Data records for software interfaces
=== Section Start ===

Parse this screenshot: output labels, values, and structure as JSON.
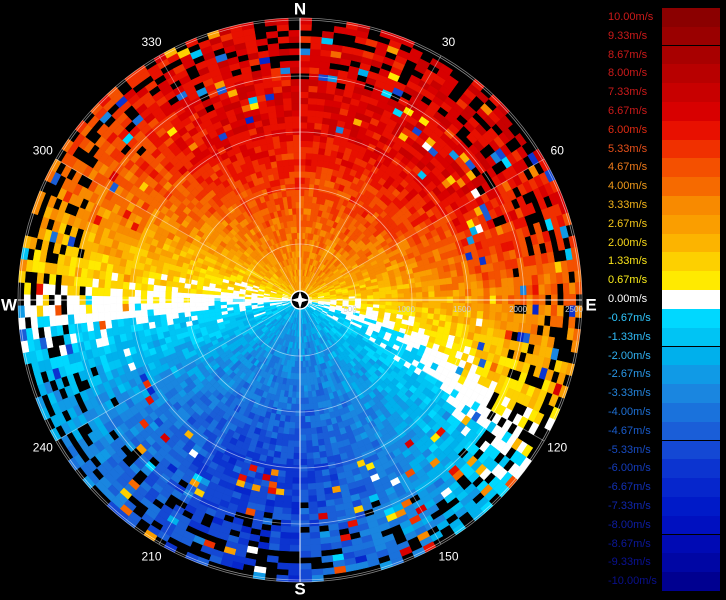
{
  "chart_data": {
    "type": "radial-velocity-ppi",
    "cardinals": [
      "N",
      "E",
      "S",
      "W"
    ],
    "bearing_labels": [
      "30",
      "60",
      "120",
      "150",
      "210",
      "240",
      "300",
      "330"
    ],
    "range_labels": [
      "500",
      "1000",
      "1500",
      "2000",
      "2500"
    ],
    "legend": {
      "labels": [
        "10.00m/s",
        "9.33m/s",
        "8.67m/s",
        "8.00m/s",
        "7.33m/s",
        "6.67m/s",
        "6.00m/s",
        "5.33m/s",
        "4.67m/s",
        "4.00m/s",
        "3.33m/s",
        "2.67m/s",
        "2.00m/s",
        "1.33m/s",
        "0.67m/s",
        "0.00m/s",
        "-0.67m/s",
        "-1.33m/s",
        "-2.00m/s",
        "-2.67m/s",
        "-3.33m/s",
        "-4.00m/s",
        "-4.67m/s",
        "-5.33m/s",
        "-6.00m/s",
        "-6.67m/s",
        "-7.33m/s",
        "-8.00m/s",
        "-8.67m/s",
        "-9.33m/s",
        "-10.00m/s"
      ],
      "values": [
        10.0,
        9.33,
        8.67,
        8.0,
        7.33,
        6.67,
        6.0,
        5.33,
        4.67,
        4.0,
        3.33,
        2.67,
        2.0,
        1.33,
        0.67,
        0.0,
        -0.67,
        -1.33,
        -2.0,
        -2.67,
        -3.33,
        -4.0,
        -4.67,
        -5.33,
        -6.0,
        -6.67,
        -7.33,
        -8.0,
        -8.67,
        -9.33,
        -10.0
      ],
      "colors": [
        "#8b0000",
        "#9a0000",
        "#a80000",
        "#b80000",
        "#c80000",
        "#d80000",
        "#e81000",
        "#f03000",
        "#f45000",
        "#f66a00",
        "#f88a00",
        "#fa9e00",
        "#fcb400",
        "#fdd000",
        "#ffea00",
        "#ffffff",
        "#00d8ff",
        "#00c4f4",
        "#00b0ec",
        "#109ae6",
        "#1a86e0",
        "#1a72dc",
        "#1a5ed8",
        "#1448d4",
        "#0c34d0",
        "#0626cc",
        "#001ac8",
        "#0010c0",
        "#000ab4",
        "#0006a4",
        "#000090"
      ],
      "label_colors": [
        "#cc1a1a",
        "#cc1a1a",
        "#cc1a1a",
        "#cc1a1a",
        "#cc1a1a",
        "#cc1a1a",
        "#e02a12",
        "#e8501a",
        "#ee7a1a",
        "#f09a1a",
        "#f4b41a",
        "#f6c81a",
        "#f8d81a",
        "#fae41a",
        "#fcee1a",
        "#ffffff",
        "#30c8ff",
        "#30bcf8",
        "#30b0f0",
        "#2a98e8",
        "#2484dc",
        "#1e70d4",
        "#1a5ccc",
        "#184cc4",
        "#143cbc",
        "#1230b4",
        "#1026ac",
        "#0e1ea4",
        "#0c189c",
        "#0a1294",
        "#0a108c"
      ]
    }
  }
}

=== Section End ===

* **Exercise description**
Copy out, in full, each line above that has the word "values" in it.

* **Your solution**
Parse this screenshot: output labels, values, and structure as JSON.
      "values": [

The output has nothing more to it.